To attempt to explain to such mentally afflicted creatures that there is another approach to life, that it is possible to use one's mind maximally in making one's own decisions, choices, and judgments in the guidance of one's own life and in dealing with other humans in a fully rational manner is an almost impossible task. Just as one could not hope to encourage a man to remove the bindings from his legs and begin to run and jump if these limbs had been bound for several hours a day for a period of twelve years during which time the muscles had degenerated, so one could not hope to convince an individual to begin to use his mind to its full capacity when it has been shackled for several hours a day for over a decade, leaving it in a maimed and weakened condition. Only the rare few would struggle to regain the strength of their minds and fight their way back to some degree of normalcy, while the remaining masses would shrink in fear from the challenge and tenaciously cling to their debilitated condition.

If there are those who have wondered why there has never existed a free society on this earth, why the human race has been unable to establish a rational and sane existence, it is because the foundation upon which freedom is built has never been established. The most important aspect of this foundation is a philosophy, an approach to life based on the facts of reality as received by man's senses and grasped by man's rational faculty, an understanding of man's true nature and the correct actions which must be taken in order to comply with this nature. At this point in time such a philosophy exists (Objectivism), but it is of limited value if the other essential aspect of the foundation is missing: the presence of a human race that is mentally whole and healthy, a species of men possessing fully developed minds that is aware of the excitement, the exhilaration, the sheer joy of using the mind to its fullest.

Such a race of men has never existed and will never come into being until the youth of the world are recognized as human beings. Until the largest oppressed minority in the world, the children,are granted their rights as members of the human species. Until the children's prisons, the schools, are completely abolished—leaving each child free to develop his own mind, according to his own interests, at his own rate of speed, in a psychologically healthy environment.

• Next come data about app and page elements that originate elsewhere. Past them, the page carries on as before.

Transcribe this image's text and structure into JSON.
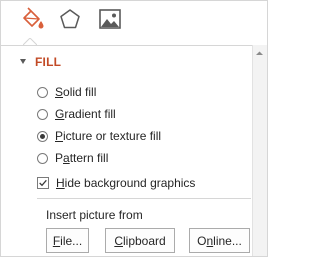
{
  "tabs": [
    {
      "name": "fill-line-tab",
      "icon": "paint-bucket-icon",
      "active": true
    },
    {
      "name": "effects-tab",
      "icon": "pentagon-icon",
      "active": false
    },
    {
      "name": "picture-tab",
      "icon": "picture-icon",
      "active": false
    }
  ],
  "section": {
    "title": "FILL",
    "expanded": true
  },
  "fill_options": [
    {
      "prefix": "",
      "accel": "S",
      "rest": "olid fill",
      "checked": false
    },
    {
      "prefix": "",
      "accel": "G",
      "rest": "radient fill",
      "checked": false
    },
    {
      "prefix": "",
      "accel": "P",
      "rest": "icture or texture fill",
      "checked": true
    },
    {
      "prefix": "P",
      "accel": "a",
      "rest": "ttern fill",
      "checked": false
    }
  ],
  "hide_background": {
    "prefix": "",
    "accel": "H",
    "rest": "ide background graphics",
    "checked": true
  },
  "insert_picture": {
    "label": "Insert picture from",
    "file": {
      "accel": "F",
      "rest": "ile..."
    },
    "clipboard": {
      "accel": "C",
      "rest": "lipboard"
    },
    "online": {
      "accel": "",
      "prefix": "O",
      "accel2": "n",
      "rest": "line..."
    }
  },
  "colors": {
    "accent": "#c24a26",
    "border": "#d6d6d6"
  }
}
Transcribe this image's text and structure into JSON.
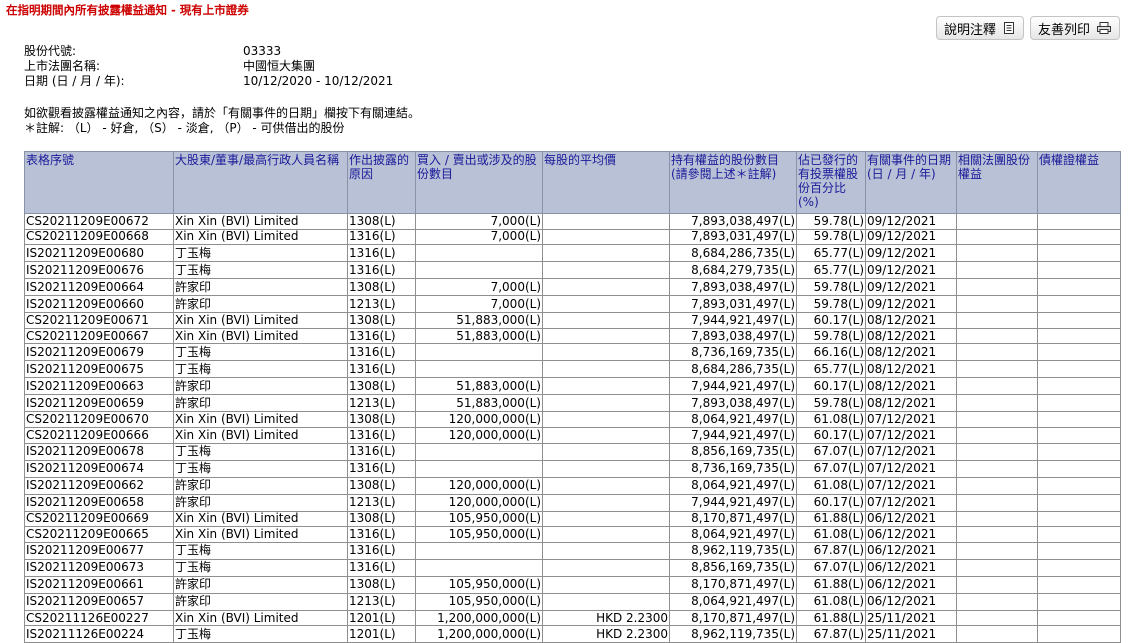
{
  "page_title": "在指明期間內所有披露權益通知 - 現有上市證券",
  "buttons": {
    "help": "說明注釋",
    "print": "友善列印"
  },
  "info": {
    "stock_code_label": "股份代號:",
    "stock_code": "03333",
    "company_label": "上市法團名稱:",
    "company": "中國恒大集團",
    "date_label": "日期 (日 / 月 / 年):",
    "date_range": "10/12/2020 - 10/12/2021"
  },
  "notes": {
    "line1": "如欲觀看披露權益通知之內容，請於「有關事件的日期」欄按下有關連結。",
    "line2": "＊註解: （L） - 好倉, （S） - 淡倉, （P） - 可供借出的股份"
  },
  "table": {
    "headers": [
      "表格序號",
      "大股東/董事/最高行政人員名稱",
      "作出披露的原因",
      "買入 / 賣出或涉及的股份數目",
      "每股的平均價",
      "持有權益的股份數目 (請參閱上述＊註解)",
      "佔已發行的有投票權股份百分比 (%)",
      "有關事件的日期 (日 / 月 / 年)",
      "相關法團股份權益",
      "債權證權益"
    ],
    "rows": [
      [
        "CS20211209E00672",
        "Xin Xin (BVI) Limited",
        "1308(L)",
        "7,000(L)",
        "",
        "7,893,038,497(L)",
        "59.78(L)",
        "09/12/2021",
        "",
        ""
      ],
      [
        "CS20211209E00668",
        "Xin Xin (BVI) Limited",
        "1316(L)",
        "7,000(L)",
        "",
        "7,893,031,497(L)",
        "59.78(L)",
        "09/12/2021",
        "",
        ""
      ],
      [
        "IS20211209E00680",
        "丁玉梅",
        "1316(L)",
        "",
        "",
        "8,684,286,735(L)",
        "65.77(L)",
        "09/12/2021",
        "",
        ""
      ],
      [
        "IS20211209E00676",
        "丁玉梅",
        "1316(L)",
        "",
        "",
        "8,684,279,735(L)",
        "65.77(L)",
        "09/12/2021",
        "",
        ""
      ],
      [
        "IS20211209E00664",
        "許家印",
        "1308(L)",
        "7,000(L)",
        "",
        "7,893,038,497(L)",
        "59.78(L)",
        "09/12/2021",
        "",
        ""
      ],
      [
        "IS20211209E00660",
        "許家印",
        "1213(L)",
        "7,000(L)",
        "",
        "7,893,031,497(L)",
        "59.78(L)",
        "09/12/2021",
        "",
        ""
      ],
      [
        "CS20211209E00671",
        "Xin Xin (BVI) Limited",
        "1308(L)",
        "51,883,000(L)",
        "",
        "7,944,921,497(L)",
        "60.17(L)",
        "08/12/2021",
        "",
        ""
      ],
      [
        "CS20211209E00667",
        "Xin Xin (BVI) Limited",
        "1316(L)",
        "51,883,000(L)",
        "",
        "7,893,038,497(L)",
        "59.78(L)",
        "08/12/2021",
        "",
        ""
      ],
      [
        "IS20211209E00679",
        "丁玉梅",
        "1316(L)",
        "",
        "",
        "8,736,169,735(L)",
        "66.16(L)",
        "08/12/2021",
        "",
        ""
      ],
      [
        "IS20211209E00675",
        "丁玉梅",
        "1316(L)",
        "",
        "",
        "8,684,286,735(L)",
        "65.77(L)",
        "08/12/2021",
        "",
        ""
      ],
      [
        "IS20211209E00663",
        "許家印",
        "1308(L)",
        "51,883,000(L)",
        "",
        "7,944,921,497(L)",
        "60.17(L)",
        "08/12/2021",
        "",
        ""
      ],
      [
        "IS20211209E00659",
        "許家印",
        "1213(L)",
        "51,883,000(L)",
        "",
        "7,893,038,497(L)",
        "59.78(L)",
        "08/12/2021",
        "",
        ""
      ],
      [
        "CS20211209E00670",
        "Xin Xin (BVI) Limited",
        "1308(L)",
        "120,000,000(L)",
        "",
        "8,064,921,497(L)",
        "61.08(L)",
        "07/12/2021",
        "",
        ""
      ],
      [
        "CS20211209E00666",
        "Xin Xin (BVI) Limited",
        "1316(L)",
        "120,000,000(L)",
        "",
        "7,944,921,497(L)",
        "60.17(L)",
        "07/12/2021",
        "",
        ""
      ],
      [
        "IS20211209E00678",
        "丁玉梅",
        "1316(L)",
        "",
        "",
        "8,856,169,735(L)",
        "67.07(L)",
        "07/12/2021",
        "",
        ""
      ],
      [
        "IS20211209E00674",
        "丁玉梅",
        "1316(L)",
        "",
        "",
        "8,736,169,735(L)",
        "67.07(L)",
        "07/12/2021",
        "",
        ""
      ],
      [
        "IS20211209E00662",
        "許家印",
        "1308(L)",
        "120,000,000(L)",
        "",
        "8,064,921,497(L)",
        "61.08(L)",
        "07/12/2021",
        "",
        ""
      ],
      [
        "IS20211209E00658",
        "許家印",
        "1213(L)",
        "120,000,000(L)",
        "",
        "7,944,921,497(L)",
        "60.17(L)",
        "07/12/2021",
        "",
        ""
      ],
      [
        "CS20211209E00669",
        "Xin Xin (BVI) Limited",
        "1308(L)",
        "105,950,000(L)",
        "",
        "8,170,871,497(L)",
        "61.88(L)",
        "06/12/2021",
        "",
        ""
      ],
      [
        "CS20211209E00665",
        "Xin Xin (BVI) Limited",
        "1316(L)",
        "105,950,000(L)",
        "",
        "8,064,921,497(L)",
        "61.08(L)",
        "06/12/2021",
        "",
        ""
      ],
      [
        "IS20211209E00677",
        "丁玉梅",
        "1316(L)",
        "",
        "",
        "8,962,119,735(L)",
        "67.87(L)",
        "06/12/2021",
        "",
        ""
      ],
      [
        "IS20211209E00673",
        "丁玉梅",
        "1316(L)",
        "",
        "",
        "8,856,169,735(L)",
        "67.07(L)",
        "06/12/2021",
        "",
        ""
      ],
      [
        "IS20211209E00661",
        "許家印",
        "1308(L)",
        "105,950,000(L)",
        "",
        "8,170,871,497(L)",
        "61.88(L)",
        "06/12/2021",
        "",
        ""
      ],
      [
        "IS20211209E00657",
        "許家印",
        "1213(L)",
        "105,950,000(L)",
        "",
        "8,064,921,497(L)",
        "61.08(L)",
        "06/12/2021",
        "",
        ""
      ],
      [
        "CS20211126E00227",
        "Xin Xin (BVI) Limited",
        "1201(L)",
        "1,200,000,000(L)",
        "HKD 2.2300",
        "8,170,871,497(L)",
        "61.88(L)",
        "25/11/2021",
        "",
        ""
      ],
      [
        "IS20211126E00224",
        "丁玉梅",
        "1201(L)",
        "1,200,000,000(L)",
        "HKD 2.2300",
        "8,962,119,735(L)",
        "67.87(L)",
        "25/11/2021",
        "",
        ""
      ]
    ]
  }
}
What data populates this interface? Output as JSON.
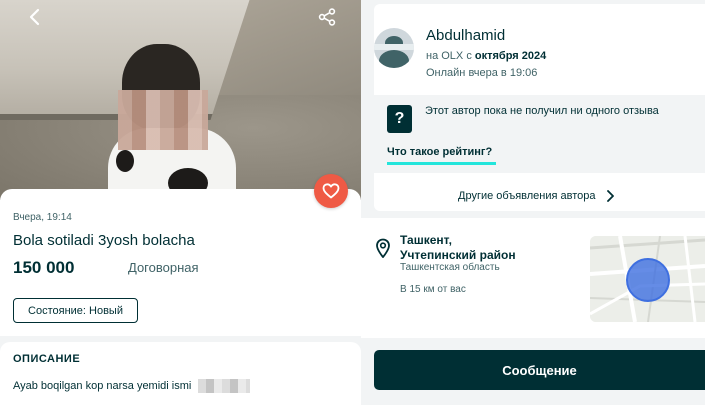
{
  "listing": {
    "posted": "Вчера, 19:14",
    "title": "Bola sotiladi 3yosh bolacha",
    "price": "150 000",
    "price_note": "Договорная",
    "condition": "Состояние: Новый",
    "description_heading": "ОПИСАНИЕ",
    "description": "Ayab boqilgan kop narsa yemidi ismi"
  },
  "seller": {
    "name": "Abdulhamid",
    "since_prefix": "на OLX с ",
    "since_date": "октября 2024",
    "online": "Онлайн вчера в 19:06",
    "no_reviews": "Этот автор пока не получил ни одного отзыва",
    "rating_link": "Что такое рейтинг?",
    "other_ads": "Другие объявления автора"
  },
  "location": {
    "city_line1": "Ташкент,",
    "city_line2": "Учтепинский район",
    "region": "Ташкентская область",
    "distance": "В 15 км от вас"
  },
  "actions": {
    "message": "Сообщение"
  },
  "colors": {
    "brand_dark": "#002f34",
    "favorite": "#ef5a45",
    "accent": "#23e5db",
    "map_marker": "#3e6fe0"
  },
  "icons": [
    "back-arrow-icon",
    "share-icon",
    "heart-icon",
    "question-icon",
    "chevron-right-icon",
    "location-pin-icon"
  ]
}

We, in our debilitated condition, possessing minds which have been stunted in their functional development, must admit our infirmity and strive to remove those those conditions which continue to warp the minds of the young. If we are to eliminate the world's most devastating affliction—Platonitis—we must begin by abandoning the institutions of learning as they are presently structured and which are mainly responsible for its existence and replace them with the only type of institutions that will prevent its recurrence-free enterprise businesses of education.

Having done this, we will have created the environment in which full mental development can take place. We will have made possible the completion of the foundation of freedom.

Thomas Johnson teaches at the Mary Washington College of the University of Virginia in Fredericksburg. He is the author of THE DECLARATION OF EDUCATIONAL INDEPENDENCE, a detailed indictment of the history and consequences of educational coercion, and and a call for an educational renaissance. Copies are available from the author at $1 each.